OBSERVATION & TAKEAWAYS
- There were different responses despite setting a task and instructions given which is just a photo to answer the questions asked. However, due to different interpretation of the participants of the task at hand, despite disrupting the overall approach of the concept, it gives a creative outlook of the crowdsourced artwork, making it more unique with a sense of depth. Personally, I just think it’s human nature to rebel against the task given to stand out more or being able to feel a sense of control unconsciously in whatever we partake in.
- To my surprise, majority of the participants did not ask the purpose behind those questions and answered without questioning due to the factors such as the closeness of our relationship and trust. However, some were curious about their involvement and wanting to see the overall outcome of the crowd-sourced project.

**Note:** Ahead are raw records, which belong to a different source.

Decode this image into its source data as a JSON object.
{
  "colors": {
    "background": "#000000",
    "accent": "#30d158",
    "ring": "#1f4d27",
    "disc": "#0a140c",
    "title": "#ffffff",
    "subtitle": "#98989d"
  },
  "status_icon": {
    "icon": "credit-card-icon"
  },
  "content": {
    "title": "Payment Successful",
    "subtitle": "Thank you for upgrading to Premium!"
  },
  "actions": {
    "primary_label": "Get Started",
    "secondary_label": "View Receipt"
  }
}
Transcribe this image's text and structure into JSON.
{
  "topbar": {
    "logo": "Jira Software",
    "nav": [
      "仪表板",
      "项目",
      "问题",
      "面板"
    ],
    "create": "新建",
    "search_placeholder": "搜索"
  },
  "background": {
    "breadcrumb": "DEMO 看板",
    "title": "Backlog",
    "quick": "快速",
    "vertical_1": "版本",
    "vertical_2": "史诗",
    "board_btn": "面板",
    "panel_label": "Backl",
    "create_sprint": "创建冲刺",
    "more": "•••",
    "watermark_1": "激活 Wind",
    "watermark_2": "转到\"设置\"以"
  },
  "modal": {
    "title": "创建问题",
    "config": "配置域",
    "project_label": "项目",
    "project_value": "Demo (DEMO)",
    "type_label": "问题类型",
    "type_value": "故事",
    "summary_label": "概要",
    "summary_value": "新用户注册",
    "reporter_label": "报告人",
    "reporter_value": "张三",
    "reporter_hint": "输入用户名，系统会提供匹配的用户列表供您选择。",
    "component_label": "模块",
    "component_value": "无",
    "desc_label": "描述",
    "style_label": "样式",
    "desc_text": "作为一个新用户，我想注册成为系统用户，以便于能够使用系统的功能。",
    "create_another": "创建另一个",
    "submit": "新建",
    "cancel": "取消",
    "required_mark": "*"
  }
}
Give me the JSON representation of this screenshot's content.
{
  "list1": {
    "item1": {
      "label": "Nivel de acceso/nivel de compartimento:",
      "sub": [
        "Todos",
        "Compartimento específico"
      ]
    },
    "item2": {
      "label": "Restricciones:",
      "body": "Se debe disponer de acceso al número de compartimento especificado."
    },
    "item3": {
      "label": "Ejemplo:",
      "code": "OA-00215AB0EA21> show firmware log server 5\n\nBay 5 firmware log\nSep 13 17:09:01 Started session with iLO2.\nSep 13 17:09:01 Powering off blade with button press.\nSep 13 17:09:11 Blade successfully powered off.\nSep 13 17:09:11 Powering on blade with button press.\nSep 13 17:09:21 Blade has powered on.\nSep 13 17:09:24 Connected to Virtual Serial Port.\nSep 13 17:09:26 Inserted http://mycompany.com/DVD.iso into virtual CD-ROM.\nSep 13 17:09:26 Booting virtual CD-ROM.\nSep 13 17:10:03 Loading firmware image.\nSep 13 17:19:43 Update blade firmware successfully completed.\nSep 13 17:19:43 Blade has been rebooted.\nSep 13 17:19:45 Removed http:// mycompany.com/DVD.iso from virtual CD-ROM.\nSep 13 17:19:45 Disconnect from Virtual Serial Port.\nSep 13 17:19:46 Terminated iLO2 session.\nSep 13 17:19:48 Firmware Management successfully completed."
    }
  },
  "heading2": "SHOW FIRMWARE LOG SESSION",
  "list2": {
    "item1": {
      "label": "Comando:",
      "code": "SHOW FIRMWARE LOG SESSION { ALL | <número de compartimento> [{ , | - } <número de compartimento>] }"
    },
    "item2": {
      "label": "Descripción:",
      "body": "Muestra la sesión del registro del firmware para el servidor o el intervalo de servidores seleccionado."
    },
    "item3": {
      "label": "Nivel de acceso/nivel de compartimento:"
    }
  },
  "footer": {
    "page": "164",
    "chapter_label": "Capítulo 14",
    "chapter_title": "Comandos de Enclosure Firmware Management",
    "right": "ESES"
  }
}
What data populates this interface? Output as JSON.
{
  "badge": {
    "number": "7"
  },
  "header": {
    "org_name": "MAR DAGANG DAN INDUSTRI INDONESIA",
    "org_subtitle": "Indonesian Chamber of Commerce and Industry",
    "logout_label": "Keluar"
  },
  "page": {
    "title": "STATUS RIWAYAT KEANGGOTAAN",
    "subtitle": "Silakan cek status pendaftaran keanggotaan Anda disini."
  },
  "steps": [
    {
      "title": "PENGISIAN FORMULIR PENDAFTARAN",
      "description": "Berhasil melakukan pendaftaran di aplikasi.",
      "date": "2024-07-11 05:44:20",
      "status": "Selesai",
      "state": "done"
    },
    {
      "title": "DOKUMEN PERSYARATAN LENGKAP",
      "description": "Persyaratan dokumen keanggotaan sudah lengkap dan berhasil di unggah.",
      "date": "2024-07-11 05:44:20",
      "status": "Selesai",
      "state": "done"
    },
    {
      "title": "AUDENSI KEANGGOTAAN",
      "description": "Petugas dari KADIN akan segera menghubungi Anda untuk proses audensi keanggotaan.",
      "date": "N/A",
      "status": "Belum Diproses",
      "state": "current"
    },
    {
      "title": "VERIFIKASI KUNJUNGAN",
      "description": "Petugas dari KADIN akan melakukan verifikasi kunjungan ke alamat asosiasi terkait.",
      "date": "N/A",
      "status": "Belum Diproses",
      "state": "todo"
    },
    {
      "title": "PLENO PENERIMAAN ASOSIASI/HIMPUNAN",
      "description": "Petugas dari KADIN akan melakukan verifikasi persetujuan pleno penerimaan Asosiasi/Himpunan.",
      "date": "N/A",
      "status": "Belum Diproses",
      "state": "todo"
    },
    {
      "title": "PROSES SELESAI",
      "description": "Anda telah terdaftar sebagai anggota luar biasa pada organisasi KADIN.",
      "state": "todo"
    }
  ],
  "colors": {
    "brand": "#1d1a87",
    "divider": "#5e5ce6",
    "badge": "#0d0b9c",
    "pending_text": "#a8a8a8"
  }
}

Some of the participants were particular about their privacy and anonymity, hence, wanting us to crop out some of the details.
- We expected the interaction to stop after most of the participants made contribution to the project, however, it enables a conversation in the group chat to be active again, discussing about our well-being at the moment and wanting to meet up. Hence, it shows that certain conversation can be built upon our previous responses and interaction. “It just takes one person to start a movement.”
- “People have different persona in all spaces”. The responses might differ according to the setting of the environment hence, affecting the authenticity of the contribution which leads back to the intent of the creators.
How is your crowd-sourced project different from one that is created by a single artist/creator?
Our crowd-sourced project starts off with an intent and approach to the whole concept which is versatile. We tried not give a lot of restrictions so the participants have the freedom to express themselves. Our end goal is unpredictable and changes every time we receive a response from the participants, so there was no definite outcome to the whole artwork. Every contribution adds value to the whole collage hence, it is dynamic process of a doing crowd-sourced art. Majority of the control of the direction and outcome of the artwork is depended on the participants which is determined by the layout and perimeters are formed by the creators on the platform.
A single artist/creator usually have an end goal to the whole process but not necessarily. However, the process of doing the artwork won’t be so dynamic as there isn’t a crowd to control the direction of the artwork freely. Hence, the process of the artwork is not as ever-changing and the end goal is most likely predictable since the creator have the upper hand of the overall work.
Inspiration for our crowd-sourced artwork: Sketch Aquarium
Art Science Museum – Sketch Aquarium
The Art Science Museum created an interactive augmented reality platform which is an aquarium where visitors are allowed to create their own version of animals by drawing from their imagination that can be scanned and transform from 2D piece into a movable 3D piece which will be placed into this AR platform. The objective is to ignite the visitor’s creative spark and create a collage of all the unique contribution of the visitors into this AR ecosystem that is enhanced with subtle background music and LED lights projected onto a screen. Each artwork is unique individually and all of the contribution of the visitors creates a beautiful ecosystem with a variety of species and colours.
Hence, giving the participants the freedom to contribute to the outcome of the artwork can be unpredictable and dynamic as an end goal. However, it’s one of the unique yet challenging feature of doing a crowd-sourced artwork as a creator or project initiator.